FIGS. 9 to 12 illustrate an alternative embodiment of the invention, in which the deflection of the outer surface of the foam body is detected by measuring the time taken for an ultrasound wave to be reflected from the inner wall of the pipeline.

In FIG. 9 a pig 40 is shown travelling in a direction through a pipeline, which is in good condition. The pig 40 comprises a foam body 41 in which is mounted a cylindrical housing 42. An ultrasonic transmitter 43 is mounted in the housing 42 and is shown sending out a pulse represented by the arrow 45 towards the pipe-wall 46.

FIG. 10 shows the pig continuing to travel forwards and, this time, the attenuated signal, represented by the broken line 47, is bouncing back towards the array of receivers 44

FIGS. 11 and 12 show the same operation taking place as illustrated in FIGS. 9 and 10, only this time there is a dent 48 in the upper part of the pipe-wall 46. In the region of the dent 48 the time taken for the ultrasound pulse to reach the pipe-wall 46 and be reflected back to the ultrasonic receivers 44 is reduced.

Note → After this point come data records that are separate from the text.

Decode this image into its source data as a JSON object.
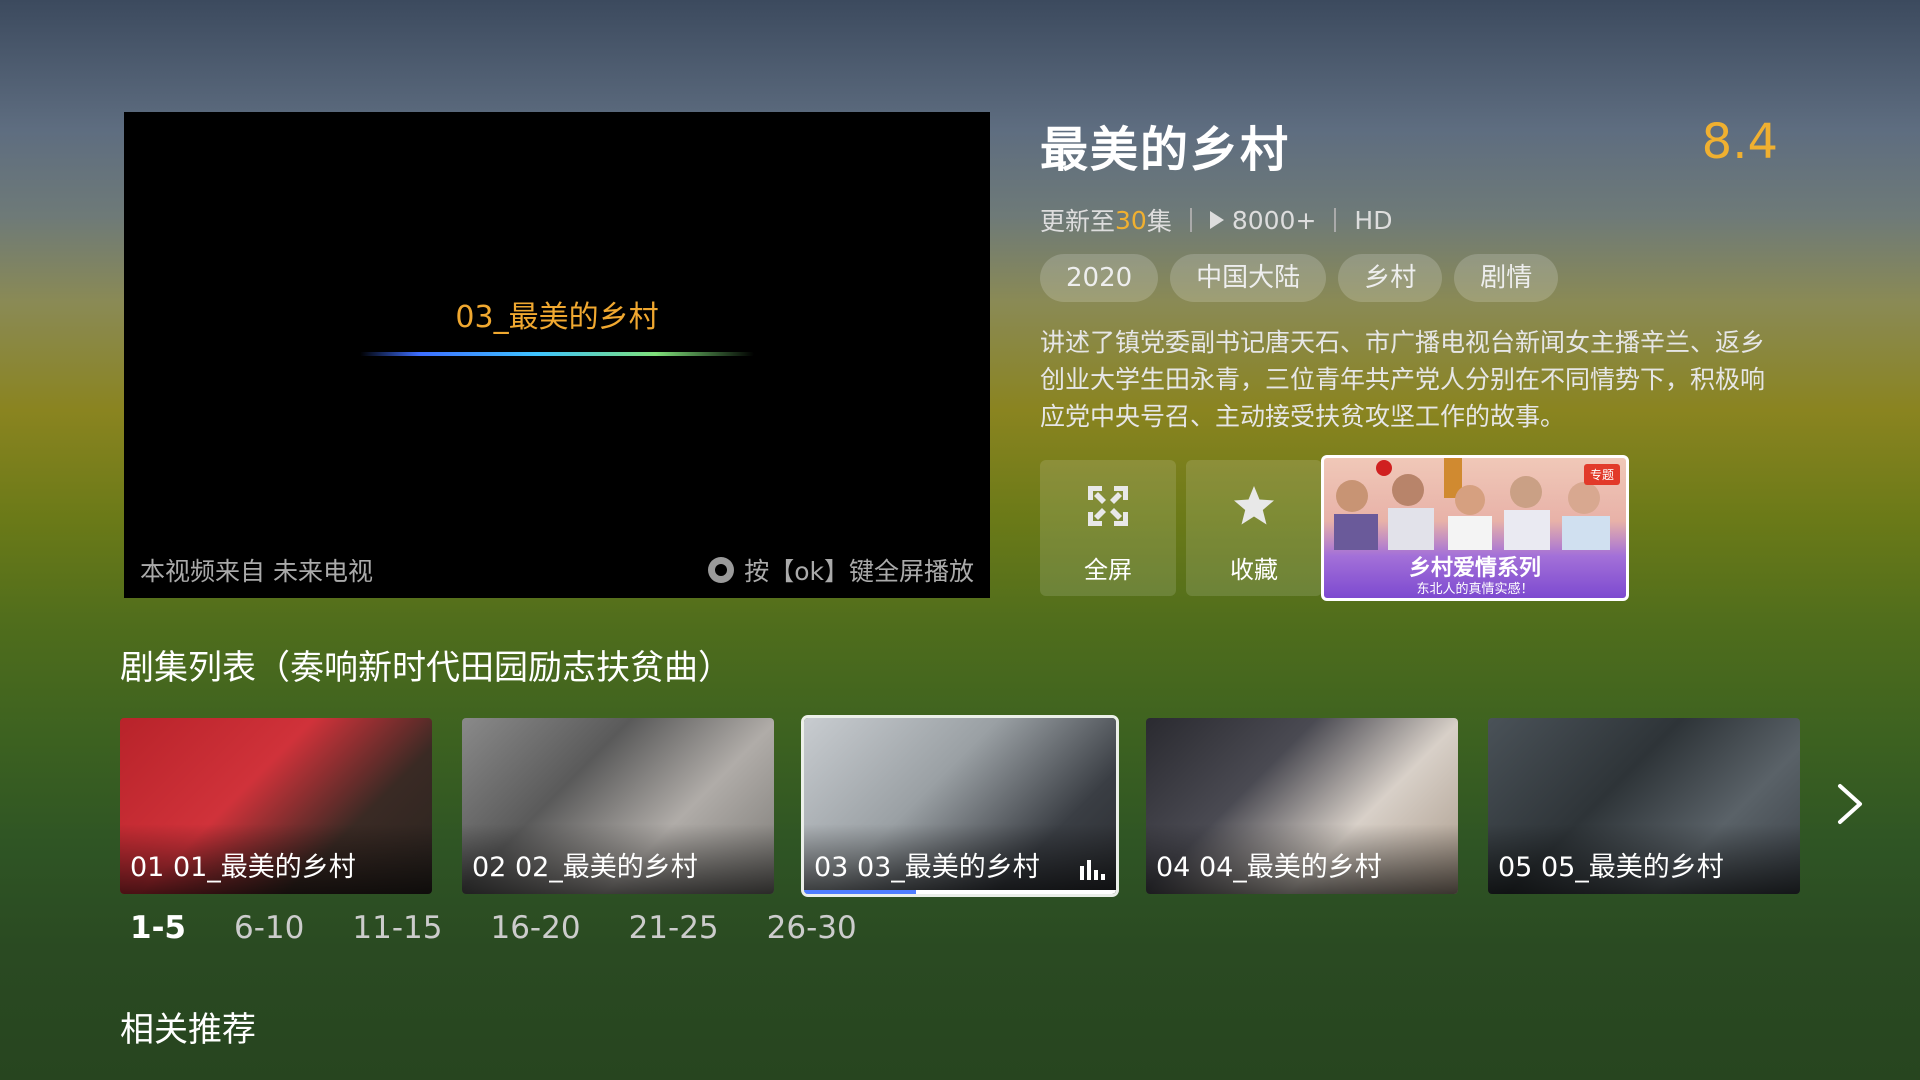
{
  "player": {
    "title": "03_最美的乡村",
    "source": "本视频来自 未来电视",
    "hint": "按【ok】键全屏播放"
  },
  "show": {
    "title": "最美的乡村",
    "rating": "8.4",
    "update_prefix": "更新至",
    "update_count": "30",
    "update_suffix": "集",
    "plays": "8000+",
    "quality": "HD",
    "tags": [
      "2020",
      "中国大陆",
      "乡村",
      "剧情"
    ],
    "description": "讲述了镇党委副书记唐天石、市广播电视台新闻女主播辛兰、返乡创业大学生田永青，三位青年共产党人分别在不同情势下，积极响应党中央号召、主动接受扶贫攻坚工作的故事。"
  },
  "actions": {
    "fullscreen_label": "全屏",
    "favorite_label": "收藏"
  },
  "promo": {
    "badge": "专题",
    "title": "乡村爱情系列",
    "subtitle": "东北人的真情实感！"
  },
  "episode_list": {
    "title": "剧集列表（奏响新时代田园励志扶贫曲）",
    "items": [
      {
        "label": "01 01_最美的乡村"
      },
      {
        "label": "02 02_最美的乡村"
      },
      {
        "label": "03 03_最美的乡村",
        "playing": true,
        "progress": 0.36
      },
      {
        "label": "04 04_最美的乡村"
      },
      {
        "label": "05 05_最美的乡村"
      }
    ],
    "ranges": [
      "1-5",
      "6-10",
      "11-15",
      "16-20",
      "21-25",
      "26-30"
    ],
    "active_range": "1-5"
  },
  "related": {
    "title": "相关推荐"
  },
  "colors": {
    "accent": "#f0b030",
    "progress": "#4f7dff"
  }
}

An advantage of embedding an ultrasonic measurement system in a foam pig is that the foam attenuates the ultrasonic signal, to some extent, but the environment inside the pig is much more predictable than that of the pipeline medium. The mass of the foam is the same, whether or not it is compressed, and the major reflection should come from the inside of the pipe-wall.

The housing 42 contains a data logger, power source, and control circuitry to control the ultrasonic system and to process the outputs from the sensors. This electronics package would run continuously in a predetermined sequence of transmitting and receiving pulses and recording sensor values in non-volatile digital memory, e.g. a Flash card. Data could be off-loaded via a USB, or similar, interface.

The pigs illustrated in FIGS. 1 to 12 may also include sensors for sensing other variables, such as temperature and pressure. These variables would be stored in the data logger for subsequent use in correction during data analysis.